/---

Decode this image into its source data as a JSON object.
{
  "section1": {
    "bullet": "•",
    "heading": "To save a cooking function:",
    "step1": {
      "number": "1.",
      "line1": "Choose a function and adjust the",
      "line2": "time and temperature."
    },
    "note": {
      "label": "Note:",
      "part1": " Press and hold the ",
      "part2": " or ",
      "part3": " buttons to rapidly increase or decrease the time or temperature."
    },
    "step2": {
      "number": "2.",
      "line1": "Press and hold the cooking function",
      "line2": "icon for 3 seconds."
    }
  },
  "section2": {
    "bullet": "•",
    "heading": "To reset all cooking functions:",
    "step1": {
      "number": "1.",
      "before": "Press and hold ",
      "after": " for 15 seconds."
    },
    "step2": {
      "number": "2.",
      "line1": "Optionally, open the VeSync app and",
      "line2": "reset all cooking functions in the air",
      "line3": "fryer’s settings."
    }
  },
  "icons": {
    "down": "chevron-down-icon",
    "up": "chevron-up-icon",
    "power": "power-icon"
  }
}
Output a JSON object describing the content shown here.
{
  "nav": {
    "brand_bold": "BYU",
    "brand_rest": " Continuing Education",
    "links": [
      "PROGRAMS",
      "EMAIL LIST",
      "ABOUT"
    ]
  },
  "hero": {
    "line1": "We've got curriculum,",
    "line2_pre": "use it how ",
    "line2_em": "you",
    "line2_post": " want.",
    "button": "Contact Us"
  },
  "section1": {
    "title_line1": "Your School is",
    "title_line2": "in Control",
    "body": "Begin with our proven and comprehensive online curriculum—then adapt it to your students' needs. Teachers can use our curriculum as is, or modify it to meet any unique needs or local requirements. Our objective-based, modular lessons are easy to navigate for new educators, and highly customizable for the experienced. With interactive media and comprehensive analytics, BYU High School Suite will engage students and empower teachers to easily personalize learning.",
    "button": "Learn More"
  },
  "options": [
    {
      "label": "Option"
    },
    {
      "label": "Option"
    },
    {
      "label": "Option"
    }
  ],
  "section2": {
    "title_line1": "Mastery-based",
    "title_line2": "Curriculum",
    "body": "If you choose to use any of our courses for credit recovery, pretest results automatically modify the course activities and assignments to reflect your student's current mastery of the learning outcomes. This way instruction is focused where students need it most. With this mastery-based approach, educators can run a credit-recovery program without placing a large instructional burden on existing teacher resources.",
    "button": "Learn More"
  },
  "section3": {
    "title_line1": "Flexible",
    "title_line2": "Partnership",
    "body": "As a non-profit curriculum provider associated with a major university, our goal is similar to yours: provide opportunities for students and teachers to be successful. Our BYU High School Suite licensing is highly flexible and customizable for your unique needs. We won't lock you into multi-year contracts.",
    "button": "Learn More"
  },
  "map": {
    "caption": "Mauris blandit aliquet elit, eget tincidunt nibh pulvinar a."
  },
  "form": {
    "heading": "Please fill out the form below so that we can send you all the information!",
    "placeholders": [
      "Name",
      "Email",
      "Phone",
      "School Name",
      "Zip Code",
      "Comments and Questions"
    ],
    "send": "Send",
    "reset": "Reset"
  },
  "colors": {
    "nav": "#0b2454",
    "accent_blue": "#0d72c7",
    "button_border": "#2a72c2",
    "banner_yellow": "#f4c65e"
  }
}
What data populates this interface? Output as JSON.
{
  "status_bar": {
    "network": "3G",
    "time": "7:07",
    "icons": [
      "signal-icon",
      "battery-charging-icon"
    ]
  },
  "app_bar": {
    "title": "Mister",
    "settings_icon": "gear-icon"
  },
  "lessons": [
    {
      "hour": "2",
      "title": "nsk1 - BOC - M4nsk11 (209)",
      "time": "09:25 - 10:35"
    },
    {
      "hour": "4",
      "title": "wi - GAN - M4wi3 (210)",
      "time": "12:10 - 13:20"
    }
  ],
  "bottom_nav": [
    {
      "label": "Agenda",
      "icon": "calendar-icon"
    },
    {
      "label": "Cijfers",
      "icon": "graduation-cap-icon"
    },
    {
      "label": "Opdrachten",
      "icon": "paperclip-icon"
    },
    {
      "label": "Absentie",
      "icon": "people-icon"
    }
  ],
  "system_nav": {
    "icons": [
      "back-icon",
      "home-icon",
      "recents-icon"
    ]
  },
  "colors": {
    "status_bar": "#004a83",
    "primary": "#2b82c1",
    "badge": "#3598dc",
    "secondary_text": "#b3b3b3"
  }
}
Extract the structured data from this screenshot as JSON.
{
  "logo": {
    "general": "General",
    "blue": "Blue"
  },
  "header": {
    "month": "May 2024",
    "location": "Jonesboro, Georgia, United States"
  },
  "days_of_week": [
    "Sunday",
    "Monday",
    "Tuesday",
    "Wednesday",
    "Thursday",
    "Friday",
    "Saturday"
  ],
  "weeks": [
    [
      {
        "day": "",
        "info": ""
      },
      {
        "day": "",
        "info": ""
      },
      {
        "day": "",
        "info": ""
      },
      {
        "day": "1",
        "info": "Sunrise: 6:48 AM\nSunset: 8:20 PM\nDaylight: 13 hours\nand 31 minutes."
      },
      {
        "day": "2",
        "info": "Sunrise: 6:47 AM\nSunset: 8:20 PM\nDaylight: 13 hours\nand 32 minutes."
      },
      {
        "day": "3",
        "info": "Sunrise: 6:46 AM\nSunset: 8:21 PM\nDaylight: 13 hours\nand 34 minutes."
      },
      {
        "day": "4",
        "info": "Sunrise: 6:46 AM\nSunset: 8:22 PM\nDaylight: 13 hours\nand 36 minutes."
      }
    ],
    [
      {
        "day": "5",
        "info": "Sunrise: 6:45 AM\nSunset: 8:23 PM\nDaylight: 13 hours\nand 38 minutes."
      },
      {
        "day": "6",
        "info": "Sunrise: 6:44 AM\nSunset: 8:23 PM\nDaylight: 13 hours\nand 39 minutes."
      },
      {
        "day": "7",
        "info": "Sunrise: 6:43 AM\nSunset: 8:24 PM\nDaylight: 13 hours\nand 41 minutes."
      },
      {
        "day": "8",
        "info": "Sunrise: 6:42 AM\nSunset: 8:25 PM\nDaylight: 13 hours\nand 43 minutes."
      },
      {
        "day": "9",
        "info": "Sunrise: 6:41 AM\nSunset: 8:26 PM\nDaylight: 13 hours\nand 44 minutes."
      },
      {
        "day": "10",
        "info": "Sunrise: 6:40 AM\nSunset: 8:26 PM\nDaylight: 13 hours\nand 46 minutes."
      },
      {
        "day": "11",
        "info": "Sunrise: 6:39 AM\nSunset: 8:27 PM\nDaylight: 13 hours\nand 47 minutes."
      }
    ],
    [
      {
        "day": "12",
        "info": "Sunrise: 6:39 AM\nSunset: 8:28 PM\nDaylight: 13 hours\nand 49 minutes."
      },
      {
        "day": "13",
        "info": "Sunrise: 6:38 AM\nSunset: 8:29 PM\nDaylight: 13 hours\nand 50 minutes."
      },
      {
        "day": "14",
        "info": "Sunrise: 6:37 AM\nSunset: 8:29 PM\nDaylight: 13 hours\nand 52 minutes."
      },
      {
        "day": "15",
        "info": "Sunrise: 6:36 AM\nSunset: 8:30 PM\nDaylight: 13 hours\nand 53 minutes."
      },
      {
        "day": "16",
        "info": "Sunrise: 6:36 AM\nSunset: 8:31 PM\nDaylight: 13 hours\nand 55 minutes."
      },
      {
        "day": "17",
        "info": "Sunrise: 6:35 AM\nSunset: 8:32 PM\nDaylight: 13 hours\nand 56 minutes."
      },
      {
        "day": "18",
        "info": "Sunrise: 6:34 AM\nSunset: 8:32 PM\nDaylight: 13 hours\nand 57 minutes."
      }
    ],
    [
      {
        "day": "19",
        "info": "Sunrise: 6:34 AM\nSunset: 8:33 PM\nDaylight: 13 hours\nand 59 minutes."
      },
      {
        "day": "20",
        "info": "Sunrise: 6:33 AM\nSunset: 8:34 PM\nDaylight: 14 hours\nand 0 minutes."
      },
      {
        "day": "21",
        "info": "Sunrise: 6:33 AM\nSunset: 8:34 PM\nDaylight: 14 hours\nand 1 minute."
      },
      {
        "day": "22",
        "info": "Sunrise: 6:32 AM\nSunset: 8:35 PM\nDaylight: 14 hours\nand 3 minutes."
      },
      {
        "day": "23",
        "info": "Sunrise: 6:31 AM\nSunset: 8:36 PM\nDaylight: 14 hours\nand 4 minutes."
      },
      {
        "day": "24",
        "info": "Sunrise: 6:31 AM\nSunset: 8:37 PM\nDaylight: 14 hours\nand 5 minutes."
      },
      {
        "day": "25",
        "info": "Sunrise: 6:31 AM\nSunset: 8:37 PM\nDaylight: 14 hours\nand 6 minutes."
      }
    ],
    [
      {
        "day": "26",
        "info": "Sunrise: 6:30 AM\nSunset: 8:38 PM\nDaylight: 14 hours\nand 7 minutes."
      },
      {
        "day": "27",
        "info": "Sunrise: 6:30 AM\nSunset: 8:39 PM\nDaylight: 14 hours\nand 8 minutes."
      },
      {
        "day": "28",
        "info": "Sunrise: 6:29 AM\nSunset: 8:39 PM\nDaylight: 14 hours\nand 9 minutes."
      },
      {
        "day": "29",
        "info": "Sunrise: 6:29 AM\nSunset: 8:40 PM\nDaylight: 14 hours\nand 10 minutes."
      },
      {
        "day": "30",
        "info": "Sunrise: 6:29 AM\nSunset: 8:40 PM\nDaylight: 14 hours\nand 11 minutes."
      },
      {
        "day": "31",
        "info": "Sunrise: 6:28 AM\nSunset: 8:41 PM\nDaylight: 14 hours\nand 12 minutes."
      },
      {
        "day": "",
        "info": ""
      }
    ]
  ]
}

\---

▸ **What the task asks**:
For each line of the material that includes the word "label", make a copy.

▸ **Written response**:
      "label": "Note:",
      "label": "Option"
      "label": "Option"
      "label": "Option"
      "label": "Agenda",
      "label": "Cijfers",
      "label": "Opdrachten",
      "label": "Absentie",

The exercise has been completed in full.